Undercover Met Police officers needlessly gathered covert information against 18 justice campaign groups, including on the close relatives of those who died as a result of police actions.
The campaigns for two men shot dead by police; Brazilian Jean Charles de Menezes in 2005 and Harry Stanley in 1999, are said to be among those 'spied' on by police.
Despite not naming any individuals, it is reported the family of Asian Ricky Reel, whose family accused police of not investigating his disappearance sufficiently because of his race, were also targeted "inappropriately" by undercover officers.
The report, released by Operation Herne and headed by Derbyshire chief const Mick Creedon, found the information gathered by Scotland Yard's now disbanded Special Demonstration Squad (SDS) was not relevant to help the "prevention of crime and disorder" and therefore should have never been retained.
The report gives an example of how one undercover officer planned to attend a funeral despite there being no indication it would have been "anything other than a dignified event".
Creedon said: "Operation Herne has identified emerging evidence that in addition to the Stephen Lawrence Campaign, a number of other Justice Campaigns have been mentioned within SDS records.
"Seventeen such Justice Campaigns have been identified so far. These range between 1970 and 2005 and are as a result of deaths in police custody, following police contact and the victims of murders."
The report adds how the majority of these cases involved black males.
A lawyer for the family of Menezes have said they were considering legal action againt the police following the claims they were spied on.
The family said in a statement: "It is shameful that the Metropolitan Police spied on the legitimate campaign activities of a grieving family who were simply trying to get the answers they deserved after their loved one was killed by police officers.
"It begs the question - what exactly were the police spying for? We can only assume they were gathering information in an attempt to discredit the family's campaign for justice in order to deflect accountability for their own failings."
Sukhdev Reel, the mother of the 20-year-old found dead in 1997 after a suspected racist attack, is also calling for a public inquiry into the claims.
She told the BBC: "This was happening at a time we were feeling very low, we should have been left alone to grieve for our son, instead of being spied upon.
"As soon as I heard it, the room started spinning and I felt sick."
Creedon added it must "seem inexplicable" for the families to hear they were targeted by undercover police.
He added: "My report is very clear that criticism must be levelled at the Metropolitan Police Service for keeping information, which had been gathered by undercover officers, which served no purpose in preventing crime or disorder.

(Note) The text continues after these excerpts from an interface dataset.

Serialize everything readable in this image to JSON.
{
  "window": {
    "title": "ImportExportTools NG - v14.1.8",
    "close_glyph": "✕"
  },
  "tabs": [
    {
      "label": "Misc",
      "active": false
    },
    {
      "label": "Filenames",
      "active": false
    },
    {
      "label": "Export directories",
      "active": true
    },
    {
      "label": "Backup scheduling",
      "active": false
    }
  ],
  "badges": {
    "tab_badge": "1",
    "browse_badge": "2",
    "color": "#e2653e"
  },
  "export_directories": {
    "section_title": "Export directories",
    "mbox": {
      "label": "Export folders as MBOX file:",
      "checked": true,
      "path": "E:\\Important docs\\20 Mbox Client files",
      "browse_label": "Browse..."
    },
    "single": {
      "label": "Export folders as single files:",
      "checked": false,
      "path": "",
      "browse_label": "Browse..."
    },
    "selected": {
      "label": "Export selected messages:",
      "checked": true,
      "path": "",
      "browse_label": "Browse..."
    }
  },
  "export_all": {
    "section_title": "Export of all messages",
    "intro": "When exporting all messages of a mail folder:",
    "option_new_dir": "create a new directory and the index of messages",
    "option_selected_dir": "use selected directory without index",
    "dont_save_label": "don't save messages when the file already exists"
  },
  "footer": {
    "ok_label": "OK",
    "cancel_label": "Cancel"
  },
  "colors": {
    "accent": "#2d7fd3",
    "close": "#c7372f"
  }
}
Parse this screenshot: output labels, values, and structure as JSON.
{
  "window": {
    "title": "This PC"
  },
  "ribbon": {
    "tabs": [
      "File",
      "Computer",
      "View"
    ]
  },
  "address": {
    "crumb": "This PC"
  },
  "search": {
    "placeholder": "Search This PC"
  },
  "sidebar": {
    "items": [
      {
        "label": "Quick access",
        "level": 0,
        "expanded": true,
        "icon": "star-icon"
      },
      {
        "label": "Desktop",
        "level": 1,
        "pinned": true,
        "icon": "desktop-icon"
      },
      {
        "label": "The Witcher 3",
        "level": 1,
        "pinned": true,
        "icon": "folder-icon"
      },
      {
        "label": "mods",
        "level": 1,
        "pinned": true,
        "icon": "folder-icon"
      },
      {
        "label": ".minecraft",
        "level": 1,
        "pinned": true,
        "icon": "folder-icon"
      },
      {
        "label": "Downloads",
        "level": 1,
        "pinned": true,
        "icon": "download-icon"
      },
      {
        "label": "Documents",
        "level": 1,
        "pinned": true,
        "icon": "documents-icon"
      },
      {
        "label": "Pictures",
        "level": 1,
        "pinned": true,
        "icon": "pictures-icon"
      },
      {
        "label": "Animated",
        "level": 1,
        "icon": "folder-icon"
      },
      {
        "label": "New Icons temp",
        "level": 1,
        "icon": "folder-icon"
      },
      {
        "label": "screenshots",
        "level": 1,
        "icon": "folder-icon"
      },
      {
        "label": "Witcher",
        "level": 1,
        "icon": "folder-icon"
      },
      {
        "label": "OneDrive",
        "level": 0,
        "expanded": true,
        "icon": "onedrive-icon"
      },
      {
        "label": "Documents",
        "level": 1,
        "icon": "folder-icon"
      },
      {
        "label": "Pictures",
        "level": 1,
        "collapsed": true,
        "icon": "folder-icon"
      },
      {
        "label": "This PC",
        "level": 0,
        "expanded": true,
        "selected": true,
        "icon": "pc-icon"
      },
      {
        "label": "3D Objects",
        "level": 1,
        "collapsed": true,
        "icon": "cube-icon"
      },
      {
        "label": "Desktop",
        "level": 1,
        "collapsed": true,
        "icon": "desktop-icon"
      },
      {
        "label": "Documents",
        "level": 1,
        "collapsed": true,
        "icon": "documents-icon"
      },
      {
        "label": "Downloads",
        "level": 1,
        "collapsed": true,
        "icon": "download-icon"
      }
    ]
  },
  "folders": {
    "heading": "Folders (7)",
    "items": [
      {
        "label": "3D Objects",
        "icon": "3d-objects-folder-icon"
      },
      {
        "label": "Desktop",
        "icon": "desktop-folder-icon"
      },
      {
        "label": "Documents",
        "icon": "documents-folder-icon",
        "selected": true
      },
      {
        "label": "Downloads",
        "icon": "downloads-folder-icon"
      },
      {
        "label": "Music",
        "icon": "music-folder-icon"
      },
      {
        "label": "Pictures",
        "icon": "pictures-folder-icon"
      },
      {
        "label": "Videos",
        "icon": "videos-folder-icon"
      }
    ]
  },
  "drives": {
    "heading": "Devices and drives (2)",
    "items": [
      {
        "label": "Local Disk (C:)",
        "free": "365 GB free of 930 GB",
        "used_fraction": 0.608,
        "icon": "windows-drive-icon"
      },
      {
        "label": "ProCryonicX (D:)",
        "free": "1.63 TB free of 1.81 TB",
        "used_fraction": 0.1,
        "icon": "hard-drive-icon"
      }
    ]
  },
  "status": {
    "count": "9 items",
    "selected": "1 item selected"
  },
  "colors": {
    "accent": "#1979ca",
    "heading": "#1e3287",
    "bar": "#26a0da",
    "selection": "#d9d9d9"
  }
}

"This is not a criticism of the deployment of the individual officers, but of the lack of regard the SDS, Special Branch and the Metropolitan Police Service senior management paid to the rules and legislation that clearly set out what they should, and should not have, collected and retained."